WHAT YOU SHOULD DO
Restate the data below word for word, and let no image into your version.
Segment Start: ENTRIES SUPPLIED
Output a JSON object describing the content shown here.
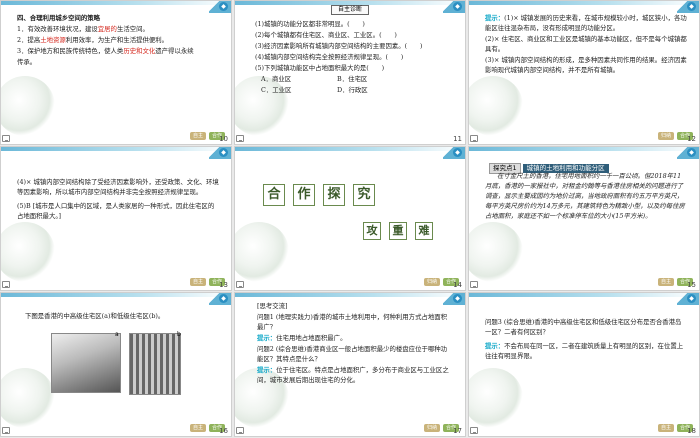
{
  "slides": [
    {
      "num": "10",
      "lines": [
        "四、合理利用城乡空间的策略",
        "1．有效改善环境状况，建设",
        "宜居的",
        "生活空间。",
        "2．提高",
        "土地资源",
        "利用效率，为生产和生活提供便利。",
        "3．保护地方和民族传统特色，使人类",
        "历史和文化",
        "遗产得以永续",
        "传承。"
      ],
      "buttons": [
        "自主",
        "合作"
      ]
    },
    {
      "num": "11",
      "header": "自主诊断",
      "lines": [
        "(1)城镇的功能分区都非常明显。(　　)",
        "(2)每个城镇都有住宅区、商业区、工业区。(　　)",
        "(3)经济因素影响所有城镇内部空间结构的主要因素。(　　)",
        "(4)城镇内部空间结构完全按照经济规律呈现。(　　)",
        "(5)下列城镇功能区中占地面积最大的是(　　)",
        "A．商业区",
        "B．住宅区",
        "C．工业区",
        "D．行政区"
      ]
    },
    {
      "num": "12",
      "lines": [
        "提示：",
        "(1)× 城镇发展的历史来看，在城市规模较小时，城区狭小，各功能区往往混杂布局，没有形成明显的功能分区。",
        "(2)× 住宅区、商业区和工业区是城镇的基本功能区，但不是每个城镇都具有。",
        "(3)× 城镇内部空间结构的形成，是多种因素共同作用的结果。经济因素影响现代城镇内部空间结构，并不是所有城镇。"
      ],
      "buttons": [
        "归纳",
        "合作"
      ]
    },
    {
      "num": "13",
      "lines": [
        "(4)× 城镇内部空间结构除了受经济因素影响外，还受政策、文化、环境等因素影响，所以城市内部空间结构并非完全按照经济规律呈现。",
        "(5)B [城市是人口集中的区域，是人类家居的一种形式，因此住宅区的占地面积最大。]"
      ],
      "buttons": [
        "自主",
        "合作"
      ]
    },
    {
      "num": "14",
      "title_chars": [
        "合",
        "作",
        "探",
        "究"
      ],
      "sub_chars": [
        "攻",
        "重",
        "难"
      ],
      "buttons": [
        "归纳",
        "合作"
      ]
    },
    {
      "num": "15",
      "tag": "探究点1",
      "tagtitle": "城镇的土地利用和功能分区",
      "lines": [
        "在寸金尺土的香港，住宅用地面积约一千一百公顷。但2018年11月底，香港的一家报社中，对租金约翰等与香港住房相关的问题进行了调查，显示主要成因约为地价过高，当地政府面积有约五万平方英尺，每平方英尺房价约为14万多元，其建筑特色为精致小型，以及约每住房占地面积，家庭还不如一个标准停车位的大小(15平方米)。"
      ],
      "buttons": [
        "自主",
        "合作"
      ]
    },
    {
      "num": "16",
      "lines": [
        "下图是香港的中高级住宅区(a)和低级住宅区(b)。"
      ],
      "photo_labels": [
        "a",
        "b"
      ],
      "buttons": [
        "自主",
        "合作"
      ]
    },
    {
      "num": "17",
      "header": "[思考交流]",
      "lines": [
        "问题1 (地理实践力)香港的城市土地利用中，何种利用方式占地面积最广？",
        "提示：",
        "住宅用地占地面积最广。",
        "问题2 (综合思维)香港商业区一般占地面积最少的楼盘应位于哪种功能区？其特点是什么？",
        "提示：",
        "位于住宅区。特点是占地面积广，多分布于商业区与工业区之间，城市发展后期出现住宅的分化。"
      ],
      "buttons": [
        "归纳",
        "合作"
      ]
    },
    {
      "num": "18",
      "lines": [
        "问题3 (综合思维)香港的中高级住宅区和低级住宅区分布是否合香港岛一区？二者有何区别？",
        "提示：",
        "不会布局在同一区，二者在建筑质量上有明显的区别，在位置上往往有明显界限。"
      ],
      "buttons": [
        "自主",
        "合作"
      ]
    }
  ]
}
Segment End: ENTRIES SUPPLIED
EXERCISE SOLUTION
Output a JSON object describing the content shown here.
{
  "slides": [
    {
      "num": "10",
      "lines": [
        "四、合理利用城乡空间的策略",
        "1．有效改善环境状况，建设",
        "宜居的",
        "生活空间。",
        "2．提高",
        "土地资源",
        "利用效率，为生产和生活提供便利。",
        "3．保护地方和民族传统特色，使人类",
        "历史和文化",
        "遗产得以永续",
        "传承。"
      ],
      "buttons": [
        "自主",
        "合作"
      ]
    },
    {
      "num": "11",
      "header": "自主诊断",
      "lines": [
        "(1)城镇的功能分区都非常明显。(　　)",
        "(2)每个城镇都有住宅区、商业区、工业区。(　　)",
        "(3)经济因素影响所有城镇内部空间结构的主要因素。(　　)",
        "(4)城镇内部空间结构完全按照经济规律呈现。(　　)",
        "(5)下列城镇功能区中占地面积最大的是(　　)",
        "A．商业区",
        "B．住宅区",
        "C．工业区",
        "D．行政区"
      ]
    },
    {
      "num": "12",
      "lines": [
        "提示：",
        "(1)× 城镇发展的历史来看，在城市规模较小时，城区狭小，各功能区往往混杂布局，没有形成明显的功能分区。",
        "(2)× 住宅区、商业区和工业区是城镇的基本功能区，但不是每个城镇都具有。",
        "(3)× 城镇内部空间结构的形成，是多种因素共同作用的结果。经济因素影响现代城镇内部空间结构，并不是所有城镇。"
      ],
      "buttons": [
        "归纳",
        "合作"
      ]
    },
    {
      "num": "13",
      "lines": [
        "(4)× 城镇内部空间结构除了受经济因素影响外，还受政策、文化、环境等因素影响，所以城市内部空间结构并非完全按照经济规律呈现。",
        "(5)B [城市是人口集中的区域，是人类家居的一种形式，因此住宅区的占地面积最大。]"
      ],
      "buttons": [
        "自主",
        "合作"
      ]
    },
    {
      "num": "14",
      "title_chars": [
        "合",
        "作",
        "探",
        "究"
      ],
      "sub_chars": [
        "攻",
        "重",
        "难"
      ],
      "buttons": [
        "归纳",
        "合作"
      ]
    },
    {
      "num": "15",
      "tag": "探究点1",
      "tagtitle": "城镇的土地利用和功能分区",
      "lines": [
        "在寸金尺土的香港，住宅用地面积约一千一百公顷。但2018年11月底，香港的一家报社中，对租金约翰等与香港住房相关的问题进行了调查，显示主要成因约为地价过高，当地政府面积有约五万平方英尺，每平方英尺房价约为14万多元，其建筑特色为精致小型，以及约每住房占地面积，家庭还不如一个标准停车位的大小(15平方米)。"
      ],
      "buttons": [
        "自主",
        "合作"
      ]
    },
    {
      "num": "16",
      "lines": [
        "下图是香港的中高级住宅区(a)和低级住宅区(b)。"
      ],
      "photo_labels": [
        "a",
        "b"
      ],
      "buttons": [
        "自主",
        "合作"
      ]
    },
    {
      "num": "17",
      "header": "[思考交流]",
      "lines": [
        "问题1 (地理实践力)香港的城市土地利用中，何种利用方式占地面积最广？",
        "提示：",
        "住宅用地占地面积最广。",
        "问题2 (综合思维)香港商业区一般占地面积最少的楼盘应位于哪种功能区？其特点是什么？",
        "提示：",
        "位于住宅区。特点是占地面积广，多分布于商业区与工业区之间，城市发展后期出现住宅的分化。"
      ],
      "buttons": [
        "归纳",
        "合作"
      ]
    },
    {
      "num": "18",
      "lines": [
        "问题3 (综合思维)香港的中高级住宅区和低级住宅区分布是否合香港岛一区？二者有何区别？",
        "提示：",
        "不会布局在同一区，二者在建筑质量上有明显的区别，在位置上往往有明显界限。"
      ],
      "buttons": [
        "自主",
        "合作"
      ]
    }
  ]
}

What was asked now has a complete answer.